Though the crowd isn't quite as bohemian as the tippling artists who once congregated at the 18th-century boarding house it's named for, Rowdy Hall boasts an atmosphere that's significantly more laid back than most other Hamptons watering holes. Equal parts English pub and French bistro, this is one place where you can order moules frites ($17) and Guinness-battered fish-and-chips ($19.50) under the same roof. Grab one of eight draft beers ($6.50 each) served in 19-ounce Imperial pints and retreat to the fireplace in the back for some much-needed respite from the East End scene. 10 Main St (631-324-8555, rowdyhall.com).
Where to stay
The Hedges Inn
Originally a private residence, this historic 19th-century guesthouse allows you to live like the residents of the surrounding estates—pampering and all. Rooms are outfitted with antique replica furniture and, thanks to a recent renovation, come equipped with modern-day amenities like wireless Internet and flat-screen TVs. Once you tire of watching the swans glide around Town Pond from your post on the front porch, take a ten-minute stroll into town or hit Main Beach, about a half-mile away; you might as well, considering a stay at one of the 12 rooms gets you town beach passes, beach chairs and towels, not to mention a complimentary buffet breakfast. 74 James Ln (631-324-7101, thehedgesinn.com). $595--$750 per night.

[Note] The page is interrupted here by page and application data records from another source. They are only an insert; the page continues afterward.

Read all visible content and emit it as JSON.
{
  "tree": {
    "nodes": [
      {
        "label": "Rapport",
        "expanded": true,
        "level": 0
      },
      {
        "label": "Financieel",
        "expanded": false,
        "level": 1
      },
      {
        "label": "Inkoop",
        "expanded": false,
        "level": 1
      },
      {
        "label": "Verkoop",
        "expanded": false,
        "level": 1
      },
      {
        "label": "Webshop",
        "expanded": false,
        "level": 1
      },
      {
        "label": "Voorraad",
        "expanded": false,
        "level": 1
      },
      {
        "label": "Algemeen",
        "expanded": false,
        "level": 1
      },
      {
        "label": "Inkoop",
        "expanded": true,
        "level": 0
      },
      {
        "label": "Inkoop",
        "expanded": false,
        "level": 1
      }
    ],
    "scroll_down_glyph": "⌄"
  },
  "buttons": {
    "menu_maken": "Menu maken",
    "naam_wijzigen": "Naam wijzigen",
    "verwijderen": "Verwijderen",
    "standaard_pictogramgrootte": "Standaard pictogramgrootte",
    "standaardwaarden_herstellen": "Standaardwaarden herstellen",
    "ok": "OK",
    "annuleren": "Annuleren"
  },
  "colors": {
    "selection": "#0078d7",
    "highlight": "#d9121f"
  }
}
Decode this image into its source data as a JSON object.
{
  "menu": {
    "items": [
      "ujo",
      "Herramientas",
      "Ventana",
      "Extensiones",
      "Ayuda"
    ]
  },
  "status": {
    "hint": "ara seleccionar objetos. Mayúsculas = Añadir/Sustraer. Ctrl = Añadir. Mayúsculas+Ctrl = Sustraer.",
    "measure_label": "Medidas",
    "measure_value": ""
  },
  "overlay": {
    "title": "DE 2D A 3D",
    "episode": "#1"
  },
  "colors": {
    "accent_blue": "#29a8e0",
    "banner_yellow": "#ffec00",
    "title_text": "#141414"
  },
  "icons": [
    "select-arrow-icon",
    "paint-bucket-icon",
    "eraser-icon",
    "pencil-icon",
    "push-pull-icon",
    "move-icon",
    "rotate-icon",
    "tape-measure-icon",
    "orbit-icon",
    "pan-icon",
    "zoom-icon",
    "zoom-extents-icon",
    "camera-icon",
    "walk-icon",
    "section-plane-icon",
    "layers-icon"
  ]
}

The Mill House Inn
This pet-friendly B&B goes above and beyond what you'd normally expect from others in its category, what with gas fireplaces and DVD players (they'll supply the movies and the popcorn) standard in every room—all ten of which look like something straight out of an Ethan Allan catalogue. Spring for a suite and you can rock out to the in-room iPod dock. The breakfasts here are legendary, with whimsical items like green eggs and ham and eggnog brioche French toast on the miles-long menu. 31 N Main St (631-324-9766, millhouseinn.com). $650--$1,300 per night.
What to do
Surrounded by the exclusive enclaves of famous folks like Martha Stewart and Steven Spielberg, this 300-foot stretch of sand is remarkably low-key and scene-free (probably because the celebs have private beaches of their own). Stroll west on the beach to see where Georgica Pond nearly meets the ocean and to spot swans swimming gracefully on its waters. There are no concessions or food stands here, so plan ahead and pack a picnic. End of Apaquogue Rd and Lily Pond Ln (631-324-4150). Nonresident season pass $300 per vehicle.
This white sand beach lives up to its name with a see-and-be-seen vibe and the occasional celeb sighting. People-watching isn't the only draw: Main Beach has good surfing and even more impressive sand dunes, plus unbeatable fireworks on the Fourth of July. It's also the only area beach that has a pavilion where you can get food. End of Ocean Ave off Montauk Hwy. $20 pay-by-the-day parking on weekdays only.
Pollock-Krasner House and Studio
During the summer months on Thursdays through Saturdays at noon, you can take a one-hour guided tour ($10, reservations required) of the wood-shingled home where Abstract Expressionist painter Jackson Pollock once lived with his wife Lee Krasner. Those who prefer to wander unguided can do so from 1-5pm (Thurs-Sat) for $5. In addition to the two-story former farmhouse, which the couple purchased with the help of a $2,000 loan from Peggy Guggenheim, you can view Pollock's studio in a light-flooded barn, where he produced many of his most famous works. 830 Spring Firehouse Rd (631-324-4929, pkhouse.org).